Avoiding the Perils of Digital Transformation
Senior Principal, Maven Wave an Atos Company
Too often, people conflate ‘mainframe’ with the legacy applications that run on the platform. But experience has taught us that ‘mainframe’, ‘legacy’ and ‘technical debt’ should not be considered as synonyms. We have seen 5 year old, heavily maintained Java applications groaning under a load of technical debt as bad as if they were 30 year old COBOL applications.
Getting to Java (or C#) is not a panacea by itself, just as extending your legacy applications to the cloud by itself will not capture the benefits of digital transformation or insure you against future technical debt.
In order to fully reap the benefits of digital transformation, you should first and foremost distinguish between business logic and technical logic in your code. Most programmers push back on this distinction, because to them all the logic is technical. But by changing our thinking, we can reach insights that translate into hard business benefits.
We define business logic as decisions made using only external data, i.e. data from an input message or from a database. Next, the changes to data that result from each decision are also stored externally. Everything else is technical logic.
This is a critical distinction, because the business logic changes when the business processes themselves change. Technical logic changes when the application changes in some way, such as transforming a COBOL application to Java and re-deploying it on the cloud. By fully acknowledging this distinction, we can better manage the risk to the transformation project itself as well as the risk to the business.
A digital transformation is a modernization project that incorporates digital technology wherever possible to increase productivity. We want to change the technological implementation to modern standards, and we want to change the business process to fully leverage the opportunities of digitalization. However, changing both at the same time is a recipe for excessive project cost, delivery overruns and for functionality shortfalls – or even outright project failure – especially if your business is one that runs on complex business logic.
This distinction provides a potential solution to this conundrum, implementing the digital business vision without taking on the risk of failing to deliver a fully functional system on time and on budget. The only complete and correct specification of that intricate business logic upon which your business depends is contained within those mountains of legacy spaghetti code. All subject matter experts combined will be unable to specify all that logic to a 100% standard. It is simply too complex, sometimes mind-numbingly complex, and has built up over the lifetime of the application. It was never completely written down.

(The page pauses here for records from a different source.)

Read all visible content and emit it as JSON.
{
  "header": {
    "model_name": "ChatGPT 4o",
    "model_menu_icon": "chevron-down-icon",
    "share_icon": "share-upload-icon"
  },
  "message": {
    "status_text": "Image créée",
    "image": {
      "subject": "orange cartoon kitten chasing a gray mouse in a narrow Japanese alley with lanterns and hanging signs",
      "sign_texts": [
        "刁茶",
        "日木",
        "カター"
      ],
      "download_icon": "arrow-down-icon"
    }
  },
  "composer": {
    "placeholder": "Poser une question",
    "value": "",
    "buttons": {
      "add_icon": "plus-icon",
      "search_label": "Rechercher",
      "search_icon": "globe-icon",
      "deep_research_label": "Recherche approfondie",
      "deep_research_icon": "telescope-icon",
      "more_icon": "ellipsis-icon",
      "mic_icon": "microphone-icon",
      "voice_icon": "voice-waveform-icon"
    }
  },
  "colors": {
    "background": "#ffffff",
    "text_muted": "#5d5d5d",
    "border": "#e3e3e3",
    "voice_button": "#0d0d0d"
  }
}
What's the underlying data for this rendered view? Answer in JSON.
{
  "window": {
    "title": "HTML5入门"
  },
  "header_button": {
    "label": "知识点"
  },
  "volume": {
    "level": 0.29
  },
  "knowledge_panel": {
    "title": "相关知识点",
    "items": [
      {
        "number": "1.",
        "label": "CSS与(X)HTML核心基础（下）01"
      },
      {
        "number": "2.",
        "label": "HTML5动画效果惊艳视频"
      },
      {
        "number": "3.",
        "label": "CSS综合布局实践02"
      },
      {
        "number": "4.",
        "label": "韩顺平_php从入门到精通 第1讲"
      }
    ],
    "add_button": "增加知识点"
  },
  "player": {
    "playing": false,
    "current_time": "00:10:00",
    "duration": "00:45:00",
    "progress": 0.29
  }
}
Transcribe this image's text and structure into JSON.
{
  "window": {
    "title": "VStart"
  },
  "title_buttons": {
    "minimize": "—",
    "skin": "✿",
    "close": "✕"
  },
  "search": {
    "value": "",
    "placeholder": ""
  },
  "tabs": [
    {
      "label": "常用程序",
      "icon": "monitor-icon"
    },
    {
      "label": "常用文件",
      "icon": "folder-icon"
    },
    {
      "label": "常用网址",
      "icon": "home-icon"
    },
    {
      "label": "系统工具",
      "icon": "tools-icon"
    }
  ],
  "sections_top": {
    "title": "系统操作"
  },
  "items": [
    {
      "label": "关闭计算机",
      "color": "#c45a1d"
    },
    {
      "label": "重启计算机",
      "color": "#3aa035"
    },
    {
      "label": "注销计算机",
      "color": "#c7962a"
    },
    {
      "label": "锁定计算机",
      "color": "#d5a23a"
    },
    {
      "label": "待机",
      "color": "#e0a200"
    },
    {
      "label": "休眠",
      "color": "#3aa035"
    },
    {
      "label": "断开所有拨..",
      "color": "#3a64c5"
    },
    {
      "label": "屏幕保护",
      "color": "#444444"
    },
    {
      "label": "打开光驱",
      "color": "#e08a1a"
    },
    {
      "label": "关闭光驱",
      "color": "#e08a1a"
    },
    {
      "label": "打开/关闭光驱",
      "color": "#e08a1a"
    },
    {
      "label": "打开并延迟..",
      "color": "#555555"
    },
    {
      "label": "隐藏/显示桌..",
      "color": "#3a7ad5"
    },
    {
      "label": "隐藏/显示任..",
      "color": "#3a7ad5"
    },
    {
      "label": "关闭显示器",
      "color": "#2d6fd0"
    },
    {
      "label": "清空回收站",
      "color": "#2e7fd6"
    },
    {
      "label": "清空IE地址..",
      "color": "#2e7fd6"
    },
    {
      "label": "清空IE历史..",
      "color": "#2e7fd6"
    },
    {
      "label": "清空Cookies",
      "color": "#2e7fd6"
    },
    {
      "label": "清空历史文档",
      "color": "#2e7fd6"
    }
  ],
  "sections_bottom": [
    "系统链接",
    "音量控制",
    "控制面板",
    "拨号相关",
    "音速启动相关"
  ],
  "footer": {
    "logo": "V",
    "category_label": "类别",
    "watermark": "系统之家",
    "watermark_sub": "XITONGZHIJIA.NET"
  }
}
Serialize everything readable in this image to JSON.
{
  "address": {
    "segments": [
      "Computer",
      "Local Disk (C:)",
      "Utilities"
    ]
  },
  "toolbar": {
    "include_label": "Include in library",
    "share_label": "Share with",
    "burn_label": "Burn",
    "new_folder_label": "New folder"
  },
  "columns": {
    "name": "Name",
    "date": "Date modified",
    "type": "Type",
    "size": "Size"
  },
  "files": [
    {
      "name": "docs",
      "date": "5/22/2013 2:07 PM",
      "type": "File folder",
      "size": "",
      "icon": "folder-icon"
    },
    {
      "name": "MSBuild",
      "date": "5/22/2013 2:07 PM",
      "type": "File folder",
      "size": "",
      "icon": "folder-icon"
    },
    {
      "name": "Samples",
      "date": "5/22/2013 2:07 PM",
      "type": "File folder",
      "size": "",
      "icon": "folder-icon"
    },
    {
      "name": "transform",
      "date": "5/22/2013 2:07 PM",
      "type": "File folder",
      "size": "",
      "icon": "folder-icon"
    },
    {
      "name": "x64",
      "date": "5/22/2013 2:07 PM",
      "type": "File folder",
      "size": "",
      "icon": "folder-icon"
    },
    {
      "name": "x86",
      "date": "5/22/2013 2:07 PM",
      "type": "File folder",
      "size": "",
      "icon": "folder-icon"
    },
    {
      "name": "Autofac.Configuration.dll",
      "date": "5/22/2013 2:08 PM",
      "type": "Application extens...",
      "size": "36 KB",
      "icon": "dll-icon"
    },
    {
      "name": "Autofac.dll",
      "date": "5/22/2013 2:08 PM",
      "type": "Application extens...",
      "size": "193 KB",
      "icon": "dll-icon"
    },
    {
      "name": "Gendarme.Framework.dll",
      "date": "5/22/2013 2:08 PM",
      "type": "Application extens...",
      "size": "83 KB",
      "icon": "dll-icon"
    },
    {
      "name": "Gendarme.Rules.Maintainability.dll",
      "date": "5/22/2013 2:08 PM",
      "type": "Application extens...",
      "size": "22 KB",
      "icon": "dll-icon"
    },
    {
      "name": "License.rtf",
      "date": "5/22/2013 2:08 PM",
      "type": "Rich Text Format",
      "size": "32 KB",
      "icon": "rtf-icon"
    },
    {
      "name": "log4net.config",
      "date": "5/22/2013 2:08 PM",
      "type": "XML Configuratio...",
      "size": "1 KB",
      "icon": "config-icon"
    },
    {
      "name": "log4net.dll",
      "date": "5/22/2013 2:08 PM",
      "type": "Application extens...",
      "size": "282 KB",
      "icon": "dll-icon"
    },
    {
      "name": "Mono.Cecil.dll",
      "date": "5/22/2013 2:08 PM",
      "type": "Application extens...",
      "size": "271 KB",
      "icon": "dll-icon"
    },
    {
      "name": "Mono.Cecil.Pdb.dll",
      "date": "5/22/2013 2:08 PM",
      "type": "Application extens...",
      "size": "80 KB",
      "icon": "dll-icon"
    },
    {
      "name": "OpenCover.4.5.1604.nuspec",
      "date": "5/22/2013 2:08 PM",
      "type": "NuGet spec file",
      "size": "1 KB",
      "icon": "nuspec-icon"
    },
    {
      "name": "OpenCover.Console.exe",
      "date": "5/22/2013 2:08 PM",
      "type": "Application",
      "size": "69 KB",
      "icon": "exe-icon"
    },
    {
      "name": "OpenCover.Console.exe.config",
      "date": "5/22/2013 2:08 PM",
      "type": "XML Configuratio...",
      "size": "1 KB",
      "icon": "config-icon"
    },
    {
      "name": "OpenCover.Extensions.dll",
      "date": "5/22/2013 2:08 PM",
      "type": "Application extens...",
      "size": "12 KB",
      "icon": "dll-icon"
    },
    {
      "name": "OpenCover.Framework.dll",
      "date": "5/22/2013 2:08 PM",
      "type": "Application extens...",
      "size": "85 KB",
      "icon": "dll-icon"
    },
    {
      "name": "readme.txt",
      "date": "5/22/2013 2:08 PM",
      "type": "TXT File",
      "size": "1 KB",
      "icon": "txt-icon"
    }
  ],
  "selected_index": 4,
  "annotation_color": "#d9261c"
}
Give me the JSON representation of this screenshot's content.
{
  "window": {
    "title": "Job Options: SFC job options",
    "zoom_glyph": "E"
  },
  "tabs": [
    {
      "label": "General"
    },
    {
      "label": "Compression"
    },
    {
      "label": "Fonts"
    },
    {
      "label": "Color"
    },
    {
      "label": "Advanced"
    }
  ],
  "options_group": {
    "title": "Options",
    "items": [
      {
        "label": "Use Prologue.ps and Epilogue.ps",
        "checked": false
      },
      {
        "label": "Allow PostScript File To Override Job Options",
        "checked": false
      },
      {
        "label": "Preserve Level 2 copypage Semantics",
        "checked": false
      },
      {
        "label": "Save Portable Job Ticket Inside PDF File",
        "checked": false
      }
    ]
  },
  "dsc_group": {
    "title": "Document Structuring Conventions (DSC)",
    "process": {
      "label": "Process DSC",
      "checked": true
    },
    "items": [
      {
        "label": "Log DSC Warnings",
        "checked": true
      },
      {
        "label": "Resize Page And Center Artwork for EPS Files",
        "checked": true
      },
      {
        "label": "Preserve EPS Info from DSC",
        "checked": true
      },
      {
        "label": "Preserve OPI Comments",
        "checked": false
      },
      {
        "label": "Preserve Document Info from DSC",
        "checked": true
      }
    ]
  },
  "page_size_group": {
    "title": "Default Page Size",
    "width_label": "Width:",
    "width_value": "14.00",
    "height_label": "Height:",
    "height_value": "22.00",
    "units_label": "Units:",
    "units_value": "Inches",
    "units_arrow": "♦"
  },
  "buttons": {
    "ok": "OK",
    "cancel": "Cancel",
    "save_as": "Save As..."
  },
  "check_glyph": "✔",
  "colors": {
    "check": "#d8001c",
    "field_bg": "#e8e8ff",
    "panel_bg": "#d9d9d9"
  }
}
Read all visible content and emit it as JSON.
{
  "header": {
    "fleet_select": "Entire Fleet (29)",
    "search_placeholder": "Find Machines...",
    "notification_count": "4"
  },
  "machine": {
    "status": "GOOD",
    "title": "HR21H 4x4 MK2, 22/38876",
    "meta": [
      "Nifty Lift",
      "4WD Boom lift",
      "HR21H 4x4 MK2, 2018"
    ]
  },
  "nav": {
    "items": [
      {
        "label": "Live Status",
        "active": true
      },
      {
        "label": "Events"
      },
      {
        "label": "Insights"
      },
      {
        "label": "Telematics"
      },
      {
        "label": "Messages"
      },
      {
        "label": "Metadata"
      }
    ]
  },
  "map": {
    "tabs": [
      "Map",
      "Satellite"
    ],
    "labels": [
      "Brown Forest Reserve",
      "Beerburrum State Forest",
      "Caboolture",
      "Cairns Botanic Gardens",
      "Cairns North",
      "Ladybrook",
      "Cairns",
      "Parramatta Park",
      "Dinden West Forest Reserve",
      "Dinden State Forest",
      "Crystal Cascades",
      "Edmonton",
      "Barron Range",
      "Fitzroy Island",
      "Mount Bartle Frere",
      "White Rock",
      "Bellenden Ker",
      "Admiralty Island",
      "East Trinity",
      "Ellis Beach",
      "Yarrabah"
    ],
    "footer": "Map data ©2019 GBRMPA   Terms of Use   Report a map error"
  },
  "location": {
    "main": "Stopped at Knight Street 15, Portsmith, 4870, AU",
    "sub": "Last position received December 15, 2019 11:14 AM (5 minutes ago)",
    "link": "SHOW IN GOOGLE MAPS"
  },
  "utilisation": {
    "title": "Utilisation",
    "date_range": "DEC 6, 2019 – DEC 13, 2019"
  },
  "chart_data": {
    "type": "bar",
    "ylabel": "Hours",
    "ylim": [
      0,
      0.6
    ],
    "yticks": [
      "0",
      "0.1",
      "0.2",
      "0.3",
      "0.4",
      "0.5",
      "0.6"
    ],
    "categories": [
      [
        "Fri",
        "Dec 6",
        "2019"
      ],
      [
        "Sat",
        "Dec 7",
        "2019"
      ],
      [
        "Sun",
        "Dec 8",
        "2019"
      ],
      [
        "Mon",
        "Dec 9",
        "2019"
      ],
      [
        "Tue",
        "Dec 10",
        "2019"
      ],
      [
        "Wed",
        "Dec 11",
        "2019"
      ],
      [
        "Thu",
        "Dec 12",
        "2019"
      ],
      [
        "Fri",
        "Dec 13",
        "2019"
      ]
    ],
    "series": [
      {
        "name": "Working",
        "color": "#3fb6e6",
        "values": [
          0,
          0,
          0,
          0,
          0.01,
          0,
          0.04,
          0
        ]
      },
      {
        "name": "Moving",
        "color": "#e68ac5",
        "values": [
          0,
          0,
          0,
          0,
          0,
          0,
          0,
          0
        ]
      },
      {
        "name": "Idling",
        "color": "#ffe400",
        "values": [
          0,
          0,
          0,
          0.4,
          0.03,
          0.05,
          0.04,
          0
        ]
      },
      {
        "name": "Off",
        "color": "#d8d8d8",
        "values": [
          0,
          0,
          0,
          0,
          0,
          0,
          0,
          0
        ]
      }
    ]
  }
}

But in a modernization project, we care very little for the technical logic. That is mostly or entirely to be replaced, so we don’t need to understand very much about it. Since technical logic can easily be 80-90% or more of your legacy code base, business rule extraction that can largely ignore the technical logic proceeds at a rapid pace. Once we have the business rules, and we have them 100% complete and 100% correct as delivered by our patented dynamic business rule extraction, then we can change them to support the new business process design without incurring the risk penalty discussed above. The cardinal rule is: first do no harm.
The secret here is to conduct the design for the new digital business operations in parallel with the business rule extraction process, so that they both finish at about the same time. New transactions and new user experience can be rapidly constructed with modern tools, especially if using a combination of a rules engine for the business logic with a drag-and-drop low-code or no code system for programming the technical logic. Getting a project ready for delivery has much less to do with developing the new system than it does with getting the results of the new system correct in all cases, but this problem has already been solved by dynamic business rule extraction.
Business rule engines and low code platforms assist, but are not necessary, to fulfill this modernization approach. The goal is to separate business logic and technical logic – and to keep them separate in the future. These benefits can be captured with a coded solution (e.g., Java, Python, etc.) with microservices encapsulating the business logic, as well as with a low-code/no code solution that essentially eliminates code in its entirety. Regardless, both solutions fully mitigate the primary risk of a digital transformation, while ensuring fully correct business functionality in the new system.